Tennessee Governor Bill Lee recently celebrated the unveiling of the construction site for the Multi-Agency Law Enforcement Training Academy (MALETA) in Nashville, a center that aims to enhance law enforcement efficacy and reduce crime.
The $415 million project seeks to bolster the capabilities of law enforcement across the state by providing cutting-edge training facilities, housing, dining and administrative headquarters for various agencies, including the Tennessee Department of Correction and the Tennessee Department of Safety and Homeland Security.
“As Americans face rising crime nationwide, Tennessee is equipping law enforcement with the tools needed to keep every community safe,” Lee said in a press release. “Unprecedented times call for unprecedented support. I’ve always said that every Tennessean deserves to feel safe in their community, and this shared facility will significantly enhance training and resources that law enforcement agencies need to deliver that quality of life.”
The MALETA campus is strategically designed to offer advanced training for law enforcement staff, foster increased collaboration and information sharing across agencies while allowing for significant cost savings in the process.
According to state officials, the campus will be capable of housing more than 400 cadets and 200 in-service personnel with flexible scheduling.
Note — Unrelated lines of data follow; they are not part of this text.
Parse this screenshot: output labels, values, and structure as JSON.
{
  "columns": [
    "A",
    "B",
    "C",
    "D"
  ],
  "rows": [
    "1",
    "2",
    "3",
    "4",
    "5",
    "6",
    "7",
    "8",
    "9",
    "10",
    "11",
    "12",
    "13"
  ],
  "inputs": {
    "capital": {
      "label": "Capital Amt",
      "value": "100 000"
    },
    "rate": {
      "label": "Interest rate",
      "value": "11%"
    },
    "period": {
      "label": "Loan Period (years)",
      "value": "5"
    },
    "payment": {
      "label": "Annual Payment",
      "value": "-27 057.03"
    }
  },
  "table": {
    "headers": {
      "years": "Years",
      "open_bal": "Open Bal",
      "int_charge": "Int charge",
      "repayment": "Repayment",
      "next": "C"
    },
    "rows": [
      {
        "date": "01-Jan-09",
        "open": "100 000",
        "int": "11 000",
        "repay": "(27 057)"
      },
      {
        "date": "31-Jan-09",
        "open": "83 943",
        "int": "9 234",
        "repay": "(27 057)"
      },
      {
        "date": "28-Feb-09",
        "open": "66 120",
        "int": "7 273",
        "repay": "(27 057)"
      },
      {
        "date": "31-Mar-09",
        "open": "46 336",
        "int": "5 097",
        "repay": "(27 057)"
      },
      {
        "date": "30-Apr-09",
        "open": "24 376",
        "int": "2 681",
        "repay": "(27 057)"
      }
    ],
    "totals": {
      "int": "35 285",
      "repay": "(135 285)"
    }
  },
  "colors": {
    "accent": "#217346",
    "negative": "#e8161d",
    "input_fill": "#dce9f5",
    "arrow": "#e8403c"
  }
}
Moreover, it will accommodate commuting employees and students who require daily training and classes.
Lee added that the new facility will bring significant upgrades to the old academy.
“I remember walking through those facilities and there were tiles missing, a 40-year-old bathroom and bunk rooms that I wouldn’t want to stay in. I got a vision that day, almost four and half years ago, that we needed to do something different in this state,” Lee said.
Situated on approximately 800 acres of state-owned property along the picturesque Cumberland River in the Cockrill Bend area, MALETA’s construction will be executed in three phases. Phase one is scheduled to commence by spring 2024, and the third and final phase will start in 2025.
Lieutenant Governor Randy McNally believes the facility will play a critical role in ensuring public safety.
“The safety of our citizens and the enforcement of our laws is our primary responsibility as a state government. This outstanding new campus will allow our law enforcement officers to be trained in a truly state-of-the-art facility,” McNally said. “The multi-agency nature of the MALETA campus will encourage collaboration between agencies and efficient use of taxpayer resources. Tennessee is one of the few states in the nation to invest in this type of shared law enforcement training campus facility,” he continued.
Tennessee House of Representatives Speaker Cameron Sexton echoed this sentiment, calling the groundbreaking a historic day.
“The Governor and the General Assembly partnered to provide a state-of-the-art law enforcement training facility for the professionals who protect and serve our communities and families every day,” Sexton commented.
In addition to the MALETA project, Lee and the General Assembly have invested in other areas of law enforcement, increasing funding for more than 200 additional Tennessee Highway Patrol trooper positions, allocating $60 million to support recruitment and retention bonuses, and providing $150 million for the Violent Crime Intervention Fund.
The state has also expanded efforts to recruit law enforcement personnel from across the nation to Tennessee, increased basic training and raised the frequency of training for new recruits.
MALETA’s state-of-the-art facilities will be utilized by various agencies — including the Tennessee Department of Commerce and Insurance (TDCI), Tennessee Law Enforcement Training Academy (TLETA), Peace Officer Standards and Training Commission (POST), Tennessee Department of Safety and Homeland Security (TDOS), Tennessee Department of Correction (TDOC) and Tennessee Bureau of Investigation (TBI) — to train local law enforcement, members of the Tennessee Highway Patrol and corrections officers.